*** Begin section ***

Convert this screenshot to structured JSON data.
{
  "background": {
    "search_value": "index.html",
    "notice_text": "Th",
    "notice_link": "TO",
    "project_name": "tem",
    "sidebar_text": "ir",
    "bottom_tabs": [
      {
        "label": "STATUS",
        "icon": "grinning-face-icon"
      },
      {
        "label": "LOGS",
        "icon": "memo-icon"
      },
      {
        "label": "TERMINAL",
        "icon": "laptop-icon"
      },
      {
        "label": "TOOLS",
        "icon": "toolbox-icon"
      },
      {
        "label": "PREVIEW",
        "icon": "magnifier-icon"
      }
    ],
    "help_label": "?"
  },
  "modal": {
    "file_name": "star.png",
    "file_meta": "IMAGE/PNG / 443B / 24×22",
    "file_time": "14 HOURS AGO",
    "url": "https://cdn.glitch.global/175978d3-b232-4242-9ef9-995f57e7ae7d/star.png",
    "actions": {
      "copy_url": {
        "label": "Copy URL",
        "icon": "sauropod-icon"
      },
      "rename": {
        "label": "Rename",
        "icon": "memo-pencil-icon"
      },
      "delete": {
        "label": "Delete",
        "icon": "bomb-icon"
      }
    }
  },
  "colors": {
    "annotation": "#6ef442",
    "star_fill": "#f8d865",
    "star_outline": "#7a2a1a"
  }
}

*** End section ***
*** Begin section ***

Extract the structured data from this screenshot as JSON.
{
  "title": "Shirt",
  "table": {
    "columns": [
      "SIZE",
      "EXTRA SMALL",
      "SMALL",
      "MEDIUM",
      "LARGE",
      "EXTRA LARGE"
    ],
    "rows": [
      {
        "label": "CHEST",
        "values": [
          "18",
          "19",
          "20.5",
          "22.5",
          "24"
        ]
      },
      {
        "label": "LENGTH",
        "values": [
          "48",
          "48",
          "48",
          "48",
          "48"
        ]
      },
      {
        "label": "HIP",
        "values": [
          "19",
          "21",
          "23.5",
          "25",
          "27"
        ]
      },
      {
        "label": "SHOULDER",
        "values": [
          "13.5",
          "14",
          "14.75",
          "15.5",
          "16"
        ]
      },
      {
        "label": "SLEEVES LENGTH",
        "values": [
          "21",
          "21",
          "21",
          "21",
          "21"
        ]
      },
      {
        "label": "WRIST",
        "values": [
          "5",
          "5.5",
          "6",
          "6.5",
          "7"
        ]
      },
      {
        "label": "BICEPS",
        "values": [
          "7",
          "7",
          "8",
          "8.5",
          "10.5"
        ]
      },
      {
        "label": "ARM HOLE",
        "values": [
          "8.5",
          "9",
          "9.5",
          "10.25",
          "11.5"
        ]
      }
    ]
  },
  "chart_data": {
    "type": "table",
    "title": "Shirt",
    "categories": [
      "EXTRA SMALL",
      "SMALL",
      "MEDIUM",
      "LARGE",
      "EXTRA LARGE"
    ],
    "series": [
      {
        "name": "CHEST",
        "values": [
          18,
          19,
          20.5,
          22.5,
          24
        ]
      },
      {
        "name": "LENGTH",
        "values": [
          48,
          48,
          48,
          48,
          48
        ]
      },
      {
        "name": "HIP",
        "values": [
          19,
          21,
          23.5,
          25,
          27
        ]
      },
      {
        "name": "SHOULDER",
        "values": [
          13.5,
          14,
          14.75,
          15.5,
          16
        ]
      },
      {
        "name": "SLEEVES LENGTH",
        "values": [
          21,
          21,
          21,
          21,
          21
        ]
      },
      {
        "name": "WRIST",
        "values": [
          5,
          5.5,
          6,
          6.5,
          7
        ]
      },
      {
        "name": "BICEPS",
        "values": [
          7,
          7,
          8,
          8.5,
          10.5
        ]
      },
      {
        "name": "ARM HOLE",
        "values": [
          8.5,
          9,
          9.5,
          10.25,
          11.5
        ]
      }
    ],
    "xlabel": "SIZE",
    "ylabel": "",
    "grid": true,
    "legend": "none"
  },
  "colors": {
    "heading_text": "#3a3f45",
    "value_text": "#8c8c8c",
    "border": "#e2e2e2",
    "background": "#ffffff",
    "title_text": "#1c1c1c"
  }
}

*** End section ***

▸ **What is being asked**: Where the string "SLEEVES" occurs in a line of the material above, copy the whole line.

▸ **Answer to this task**:
        "label": "SLEEVES LENGTH",
        "name": "SLEEVES LENGTH",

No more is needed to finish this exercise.